→ **SOURCE MATERIAL**:
________

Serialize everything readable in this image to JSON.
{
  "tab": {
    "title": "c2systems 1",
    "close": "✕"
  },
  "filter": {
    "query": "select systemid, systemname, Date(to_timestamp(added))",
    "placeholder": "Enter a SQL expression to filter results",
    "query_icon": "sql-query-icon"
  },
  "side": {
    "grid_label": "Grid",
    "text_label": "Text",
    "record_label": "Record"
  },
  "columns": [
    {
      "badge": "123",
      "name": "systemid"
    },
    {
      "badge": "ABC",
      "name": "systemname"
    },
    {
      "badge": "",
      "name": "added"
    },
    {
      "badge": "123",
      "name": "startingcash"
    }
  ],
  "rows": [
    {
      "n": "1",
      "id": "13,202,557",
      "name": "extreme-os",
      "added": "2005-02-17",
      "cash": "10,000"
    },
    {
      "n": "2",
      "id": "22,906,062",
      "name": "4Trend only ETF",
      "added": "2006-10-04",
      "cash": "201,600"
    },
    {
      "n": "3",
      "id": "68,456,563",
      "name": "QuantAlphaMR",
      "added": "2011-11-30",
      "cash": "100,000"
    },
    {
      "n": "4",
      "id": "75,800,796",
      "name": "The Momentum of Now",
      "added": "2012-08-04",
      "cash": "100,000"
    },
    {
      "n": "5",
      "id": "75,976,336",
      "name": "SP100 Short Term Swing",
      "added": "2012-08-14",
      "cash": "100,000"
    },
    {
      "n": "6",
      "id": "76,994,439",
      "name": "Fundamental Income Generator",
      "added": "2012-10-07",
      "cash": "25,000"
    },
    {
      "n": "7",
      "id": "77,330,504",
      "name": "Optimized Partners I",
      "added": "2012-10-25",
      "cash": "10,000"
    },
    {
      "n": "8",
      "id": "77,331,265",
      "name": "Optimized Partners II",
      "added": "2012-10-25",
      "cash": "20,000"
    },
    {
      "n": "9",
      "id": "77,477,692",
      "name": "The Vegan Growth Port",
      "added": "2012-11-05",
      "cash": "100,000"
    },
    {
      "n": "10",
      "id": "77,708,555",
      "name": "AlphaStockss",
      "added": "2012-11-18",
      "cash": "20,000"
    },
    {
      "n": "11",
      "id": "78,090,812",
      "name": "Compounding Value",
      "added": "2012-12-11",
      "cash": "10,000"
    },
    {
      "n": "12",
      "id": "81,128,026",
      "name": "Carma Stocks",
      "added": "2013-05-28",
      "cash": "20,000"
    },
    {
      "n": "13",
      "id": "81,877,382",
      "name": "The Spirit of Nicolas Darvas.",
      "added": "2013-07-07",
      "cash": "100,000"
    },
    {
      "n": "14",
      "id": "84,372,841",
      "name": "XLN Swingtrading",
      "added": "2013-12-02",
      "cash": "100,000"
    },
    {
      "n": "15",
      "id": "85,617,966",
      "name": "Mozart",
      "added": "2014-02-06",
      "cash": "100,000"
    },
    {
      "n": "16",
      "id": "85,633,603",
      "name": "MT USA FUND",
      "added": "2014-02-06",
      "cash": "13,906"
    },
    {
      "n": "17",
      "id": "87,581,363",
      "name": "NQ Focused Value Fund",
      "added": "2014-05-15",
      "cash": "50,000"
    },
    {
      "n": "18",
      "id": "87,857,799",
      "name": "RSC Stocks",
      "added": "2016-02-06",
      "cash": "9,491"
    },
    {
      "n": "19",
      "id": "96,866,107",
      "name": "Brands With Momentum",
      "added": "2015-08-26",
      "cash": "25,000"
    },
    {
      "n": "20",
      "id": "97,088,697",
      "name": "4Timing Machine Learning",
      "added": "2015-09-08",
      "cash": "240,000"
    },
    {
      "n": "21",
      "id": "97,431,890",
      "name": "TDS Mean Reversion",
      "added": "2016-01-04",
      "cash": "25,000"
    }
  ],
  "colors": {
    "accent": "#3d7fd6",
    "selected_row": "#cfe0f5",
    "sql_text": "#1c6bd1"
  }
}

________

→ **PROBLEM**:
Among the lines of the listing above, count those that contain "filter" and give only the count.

→ **EXERCISE OUTPUT**:
2